§ **Given data**:
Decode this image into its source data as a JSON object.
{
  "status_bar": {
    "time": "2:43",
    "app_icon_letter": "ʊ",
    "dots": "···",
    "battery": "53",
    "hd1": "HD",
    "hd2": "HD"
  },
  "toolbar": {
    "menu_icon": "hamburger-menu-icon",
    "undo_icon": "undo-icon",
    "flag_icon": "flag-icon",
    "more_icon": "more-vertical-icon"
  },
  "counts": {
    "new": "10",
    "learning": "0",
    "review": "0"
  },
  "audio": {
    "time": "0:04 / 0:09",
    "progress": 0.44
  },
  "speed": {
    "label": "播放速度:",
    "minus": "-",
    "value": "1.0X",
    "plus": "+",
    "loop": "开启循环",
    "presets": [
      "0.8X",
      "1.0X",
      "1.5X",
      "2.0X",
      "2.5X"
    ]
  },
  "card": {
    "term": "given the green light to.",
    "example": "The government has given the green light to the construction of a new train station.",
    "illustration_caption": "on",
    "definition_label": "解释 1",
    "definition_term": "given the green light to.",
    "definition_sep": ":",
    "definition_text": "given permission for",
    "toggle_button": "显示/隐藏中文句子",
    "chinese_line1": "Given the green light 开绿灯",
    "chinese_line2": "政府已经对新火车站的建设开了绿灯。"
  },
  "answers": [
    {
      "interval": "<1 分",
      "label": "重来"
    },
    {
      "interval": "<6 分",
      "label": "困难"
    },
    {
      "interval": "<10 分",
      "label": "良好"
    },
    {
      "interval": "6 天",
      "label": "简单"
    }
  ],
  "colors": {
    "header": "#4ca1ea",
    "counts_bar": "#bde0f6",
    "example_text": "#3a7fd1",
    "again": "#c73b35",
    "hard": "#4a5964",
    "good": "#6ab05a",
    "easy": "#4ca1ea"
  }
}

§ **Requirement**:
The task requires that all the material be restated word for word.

§ **Answer for the task**:
Decode this image into its source data as a JSON object.
{
  "status_bar": {
    "time": "2:43",
    "app_icon_letter": "ʊ",
    "dots": "···",
    "battery": "53",
    "hd1": "HD",
    "hd2": "HD"
  },
  "toolbar": {
    "menu_icon": "hamburger-menu-icon",
    "undo_icon": "undo-icon",
    "flag_icon": "flag-icon",
    "more_icon": "more-vertical-icon"
  },
  "counts": {
    "new": "10",
    "learning": "0",
    "review": "0"
  },
  "audio": {
    "time": "0:04 / 0:09",
    "progress": 0.44
  },
  "speed": {
    "label": "播放速度:",
    "minus": "-",
    "value": "1.0X",
    "plus": "+",
    "loop": "开启循环",
    "presets": [
      "0.8X",
      "1.0X",
      "1.5X",
      "2.0X",
      "2.5X"
    ]
  },
  "card": {
    "term": "given the green light to.",
    "example": "The government has given the green light to the construction of a new train station.",
    "illustration_caption": "on",
    "definition_label": "解释 1",
    "definition_term": "given the green light to.",
    "definition_sep": ":",
    "definition_text": "given permission for",
    "toggle_button": "显示/隐藏中文句子",
    "chinese_line1": "Given the green light 开绿灯",
    "chinese_line2": "政府已经对新火车站的建设开了绿灯。"
  },
  "answers": [
    {
      "interval": "<1 分",
      "label": "重来"
    },
    {
      "interval": "<6 分",
      "label": "困难"
    },
    {
      "interval": "<10 分",
      "label": "良好"
    },
    {
      "interval": "6 天",
      "label": "简单"
    }
  ],
  "colors": {
    "header": "#4ca1ea",
    "counts_bar": "#bde0f6",
    "example_text": "#3a7fd1",
    "again": "#c73b35",
    "hard": "#4a5964",
    "good": "#6ab05a",
    "easy": "#4ca1ea"
  }
}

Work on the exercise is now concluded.